Flea Control

Through the late 1980's we saw increasingly severe flea problems almost annually in Iowa. Fortunately, that trend did not continue in the early 1990's and flea populations have been highly variable from year to year and place to place.

Flea control can be very frustrating and at times somewhat discouraging. In order to effectively eliminate a flea problem, a step-wise program needs to be implemented. The three steps to effective flea management are treatment of infested pets, vacuuming and cleaning of infested premises and spraying or dusting infested premises.

Since most flea problems originate from an infested cat or dog, elimination of fleas from the pets is the first and most important step. Insecticides approved for direct application to pets as spot treatments, dips, dusts, sprays, or shampoos are available at most discount stores. In addition, most veterinarians will also provide flea control services for your pet.

Once the pet has been treated, efforts should then focus on the indoor premises. Particular attention should be paid to areas of the home where the pet sleeps or spends the majority of its time. Blankets or rugs that may be used as pet bedding should be discarded or laundered in hot, soapy water. All carpeted areas and upholstered furniture should be thoroughly vacuumed and the sweeper bag contents discarded.

If the flea infestation is light, frequent and thorough vacuuming may eventually eliminate the problem. Moderate to heavy infestations, however, will usually necessitate the application of a residual insecticide to carpets, baseboards, cracks and crevices, and other areas where fleas may be present. Good results have been achieved using products that contain a contact insecticide along with an insect growth regulator. For more information on insecticides please see this article. Spray treatment can be performed by a professional pest control operator if the homeowner so desires. Flea traps using light bulbs and sticky paper do capture some fleas but it is unclear if they can eliminate an infestation.
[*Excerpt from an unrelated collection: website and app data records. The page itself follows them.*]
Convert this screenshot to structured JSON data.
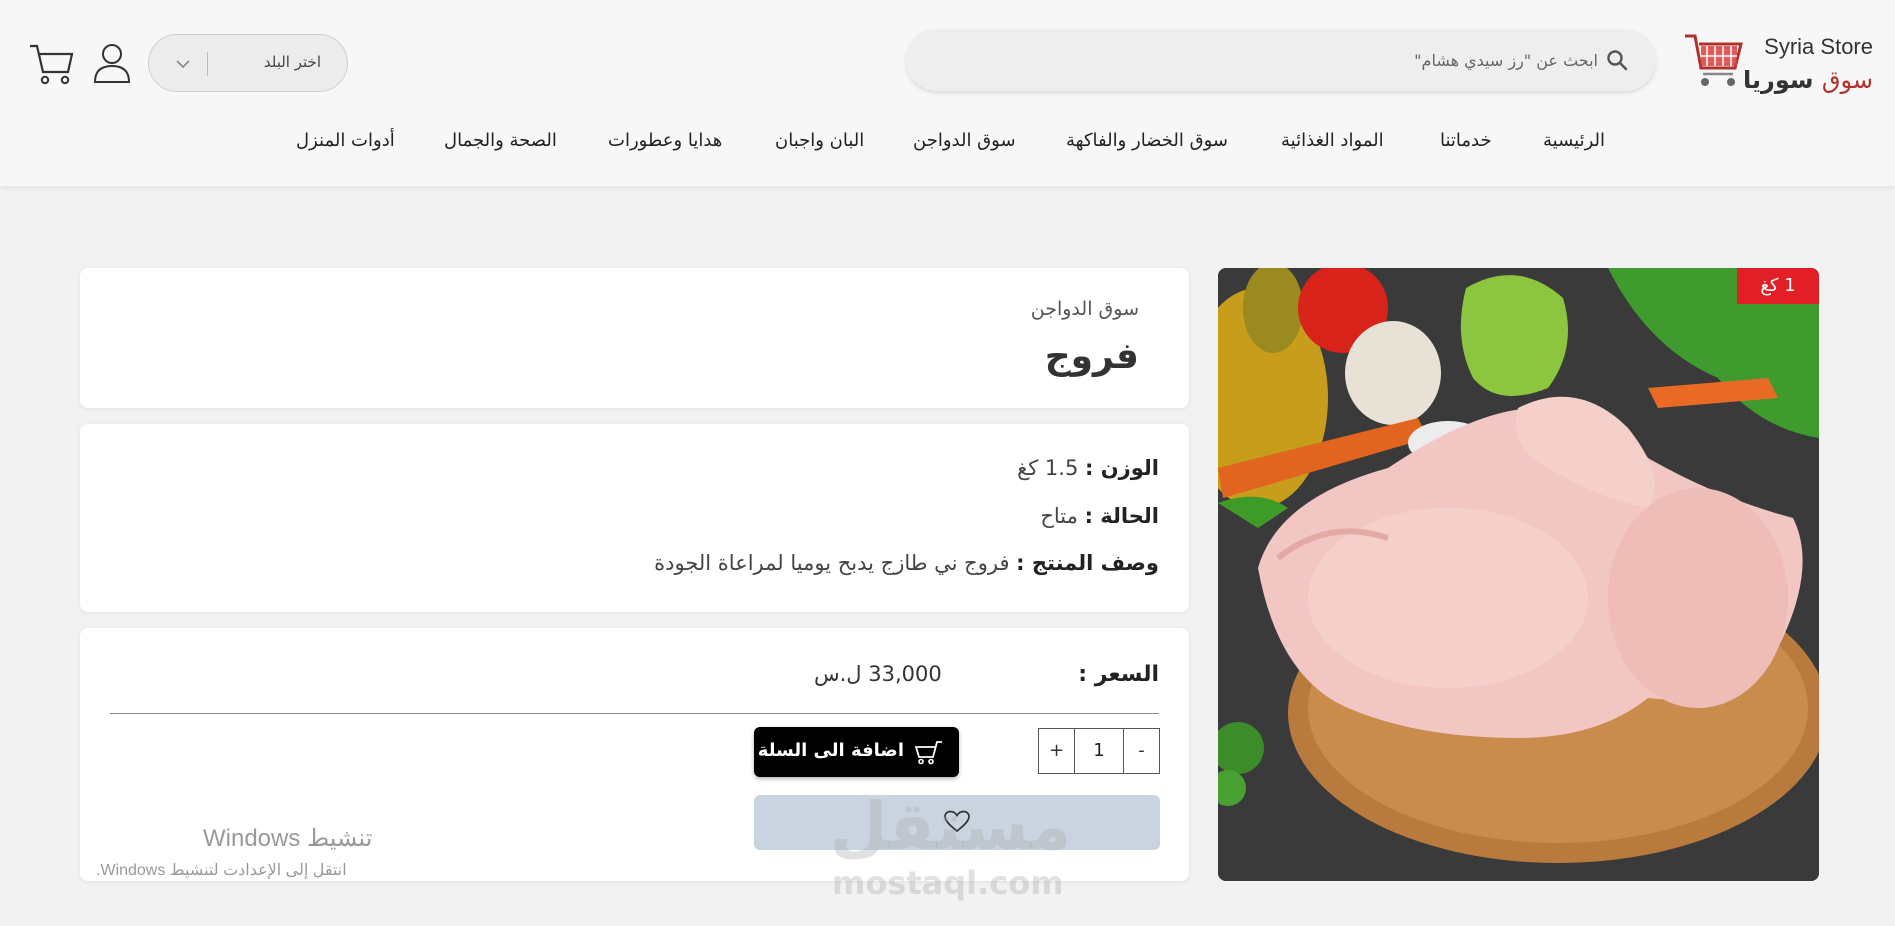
{
  "header": {
    "logo": {
      "en_prefix": "Syria",
      "en_suffix": "Store",
      "ar_red": "سوق",
      "ar_dark": "سوريا"
    },
    "search": {
      "placeholder": "ابحث عن \"رز سيدي هشام\""
    },
    "country_select": {
      "label": "اختر البلد"
    }
  },
  "nav": {
    "items": [
      {
        "label": "الرئيسية"
      },
      {
        "label": "خدماتنا"
      },
      {
        "label": "المواد الغذائية"
      },
      {
        "label": "سوق الخضار والفاكهة"
      },
      {
        "label": "سوق الدواجن"
      },
      {
        "label": "البان واجبان"
      },
      {
        "label": "هدايا وعطورات"
      },
      {
        "label": "الصحة والجمال"
      },
      {
        "label": "أدوات المنزل"
      }
    ]
  },
  "product": {
    "badge": "1 كغ",
    "category": "سوق الدواجن",
    "title": "فروج",
    "specs": [
      {
        "key": "الوزن :",
        "value": "1.5 كغ"
      },
      {
        "key": "الحالة :",
        "value": "متاح"
      },
      {
        "key": "وصف المنتج :",
        "value": "فروج ني طازج يدبح يوميا لمراعاة الجودة"
      }
    ],
    "price_label": "السعر :",
    "price_value": "33,000 ل.س",
    "quantity": {
      "minus": "-",
      "value": "1",
      "plus": "+"
    },
    "add_to_cart": "اضافة الى السلة"
  },
  "overlay": {
    "windows_title": "تنشيط Windows",
    "windows_sub": "انتقل إلى الإعدادت لتنشيط Windows.",
    "watermark_ar": "مستقل",
    "watermark_en": "mostaql.com"
  },
  "colors": {
    "accent_red": "#e21e26",
    "logo_red": "#b0302c",
    "wishlist_bg": "#cad4e1"
  }
}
Links to this article are strongly encouraged, and this article may be republished without further permission if published as written and if credit is given to the author, Yard and Garden, and Iowa State University Extension and Outreach. If this article is to be used in any other manner, permission from the author is required. This article was originally published on September 1, 2016. The information contained within may not be the most current and accurate depending on when it is accessed.